what it's made of:

1.7

One of the ingredients of the Cora bladder lines is the certified organic cotton which is the top sheet of the product. The absorbent core part of the product is made from chlorine free processed wood pulp and a super-absorbent polymer. The leak-proof back sheet is made of polypropylene. There is no indication of what the adhesive is made of, they only note that it is nontoxic, but it is commonly made of polymers. The packaging is a paper box and the wrapping of the individual liners is made of cloth and is not mentioned in the ingredients list of the product

how it's made:

1.5

The company does not release information about how the Cora bladder liners are made. However, I have researched how these individual ingredients are commonly made so consumers can assume the company it in a similar process. Between organic cotton and regular cotton, organic cotton has a less environmental impact than regular cotton. Organic cotton doesn’t use harmful chemicals or pesticides in the production and therefore, it is not toxic for the water, soil or air, which can be an overall better choice than regular cotton. Processed wood pulp is essentially made through the process of paper and paper-like materials. This contributes to deforestation which is overall not the greatest for the environment unless the company itself is tackling deforestation by firsthand planting trees, but it has not said that. Wood pulp comes from trees so trees can be considered one of the ingredients used to make these pads.
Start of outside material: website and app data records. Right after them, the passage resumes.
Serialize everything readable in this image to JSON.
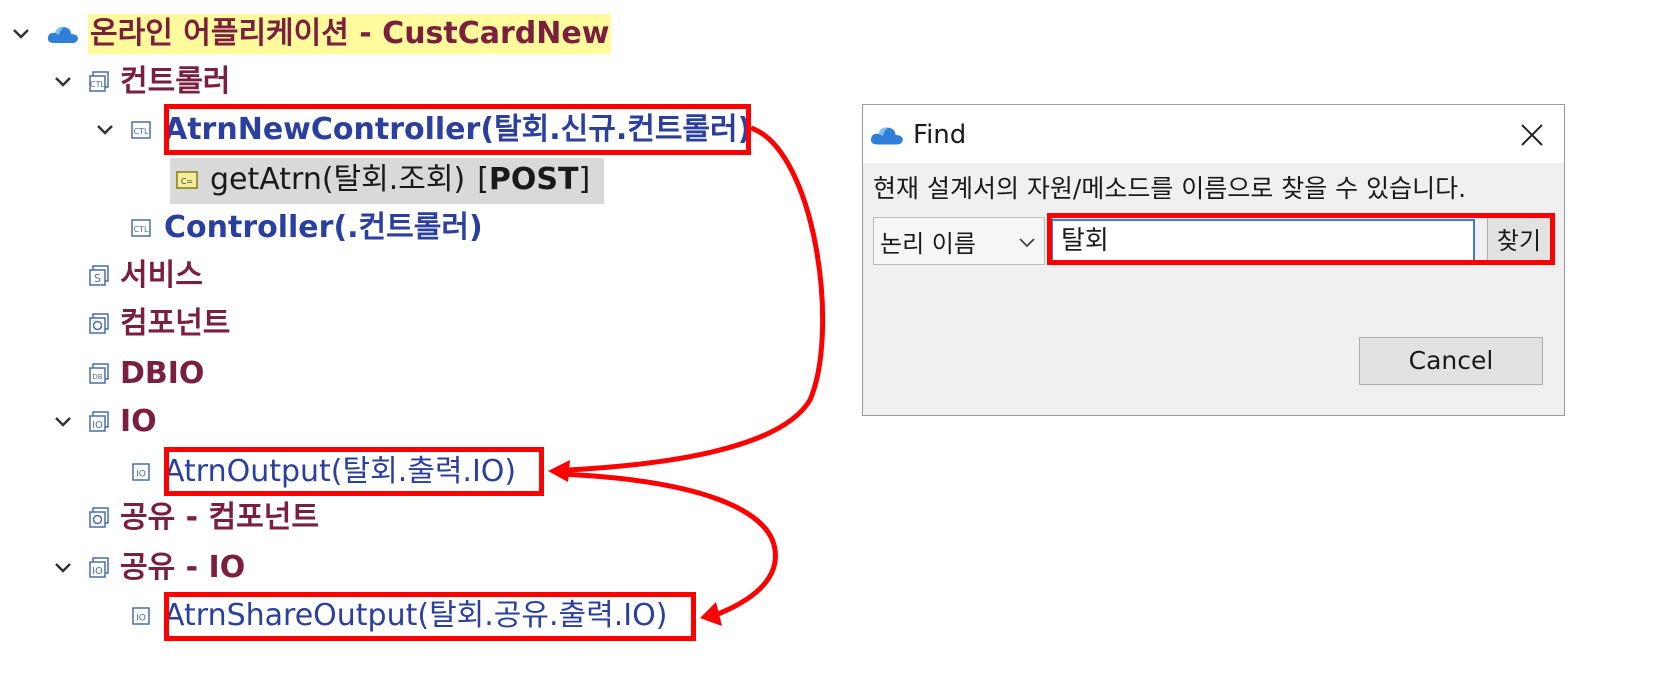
{
  "tree": {
    "root": {
      "label": "온라인 어플리케이션 - CustCardNew",
      "icon": "cloud-icon"
    },
    "controllers": {
      "label": "컨트롤러",
      "icon": "controller-folder-icon"
    },
    "atrn_new_controller": {
      "label": "AtrnNewController(탈회.신규.컨트롤러)",
      "icon": "controller-icon"
    },
    "get_atrn": {
      "name": "getAtrn(탈회.조회)",
      "bracket_open": "[",
      "method": "POST",
      "bracket_close": "]",
      "icon": "method-icon"
    },
    "controller": {
      "label": "Controller(.컨트롤러)",
      "icon": "controller-icon"
    },
    "services": {
      "label": "서비스",
      "icon": "service-folder-icon"
    },
    "components": {
      "label": "컴포넌트",
      "icon": "component-folder-icon"
    },
    "dbio": {
      "label": "DBIO",
      "icon": "dbio-folder-icon"
    },
    "io": {
      "label": "IO",
      "icon": "io-folder-icon"
    },
    "atrn_output": {
      "label": "AtrnOutput(탈회.출력.IO)",
      "icon": "io-icon"
    },
    "shared_components": {
      "label": "공유 - 컴포넌트",
      "icon": "component-folder-icon"
    },
    "shared_io": {
      "label": "공유 - IO",
      "icon": "io-folder-icon"
    },
    "atrn_share_output": {
      "label": "AtrnShareOutput(탈회.공유.출력.IO)",
      "icon": "io-icon"
    }
  },
  "find_dialog": {
    "title": "Find",
    "description": "현재 설계서의 자원/메소드를 이름으로 찾을 수 있습니다.",
    "search_type": "논리 이름",
    "search_value": "탈회",
    "find_button": "찾기",
    "cancel_button": "Cancel"
  },
  "colors": {
    "highlight": "#ff0000",
    "category_text": "#7a1f3d",
    "item_text": "#2a3f9e",
    "root_background": "#fffa9c",
    "selection_background": "#d9d9d9"
  }
}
Super-absorbent polymers is a material that absorbs liquid, commonly used for diapers and menstrual hygiene products, and is “made up of millions of identical units of sodium acrylate formed into a chain-fence like structure.” The company does not directly state what type of polypropylene they use, but I assume it is polypropylene fabric because fabric materials like cotton, are commonly used in pads. Polypropylene fabric is a “thermoplastic “addition polymer” made from the combination of propylene monomers.“ Although it seems unusual for type of plastic to be included in pads, there are other harmful ingredients that are usually included like bleach, so yes, it is not the greatest ingredient, but it has been included in the textile industry for decades and has become normalized.

who makes it:
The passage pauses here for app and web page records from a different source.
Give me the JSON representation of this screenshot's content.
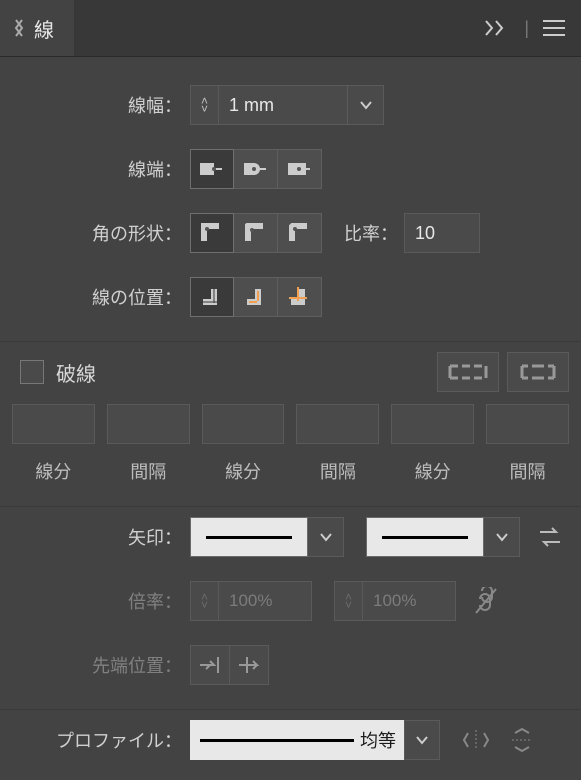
{
  "panel": {
    "tab_label": "線"
  },
  "stroke": {
    "width_label": "線幅：",
    "width_value": "1 mm",
    "cap_label": "線端：",
    "join_label": "角の形状：",
    "ratio_label": "比率：",
    "ratio_value": "10",
    "align_label": "線の位置："
  },
  "dash": {
    "title": "破線",
    "labels": [
      "線分",
      "間隔",
      "線分",
      "間隔",
      "線分",
      "間隔"
    ]
  },
  "arrows": {
    "label": "矢印：",
    "scale_label": "倍率：",
    "scale_start": "100%",
    "scale_end": "100%",
    "tip_label": "先端位置："
  },
  "profile": {
    "label": "プロファイル：",
    "name": "均等"
  }
}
1.3

No information is disclosed on who makes the product other than the label or the product being made and cotton sourced in the US. Cora does a great job in providing a non toxic feminine product to consumers, however, the company lacks transparency when disclosing who makes the product, what type of labor is used, are these workers being paid a livable wage, etc. Laborers in American are exploited as well so it cannot be assumed that this company does not do this as well until it is disclosed and becomes public knowledge.

sources:

- https://www.the-sustainable-fashion-collective.com/2014/12/12/how-is-cotton-made-why-bad
- https://cora.life/products/period-pads?utm_source=google&utm_medium=cpc&utm_campaign=NE+%7C+Brand+v2+l_DE1+8b1f&utm_term=107143520323-kwd-513322423917&utm_content=480173346428&gclid=Cj0KCQiA0-6ABhDMARIsAFVdQv98BNq5gHJ3EfIAIlM2D2rrEihmmGVbnG7kM9h4HZ3XmsuzS6718o0aAuWFEALw_wcB
- https://cora.life/pages/ingredients3
- https://www.edana.org/nw-related-industry/what-is-sap
- https://www.creativemechanisms.com/blog/all-about-polypropylene-pp-plastic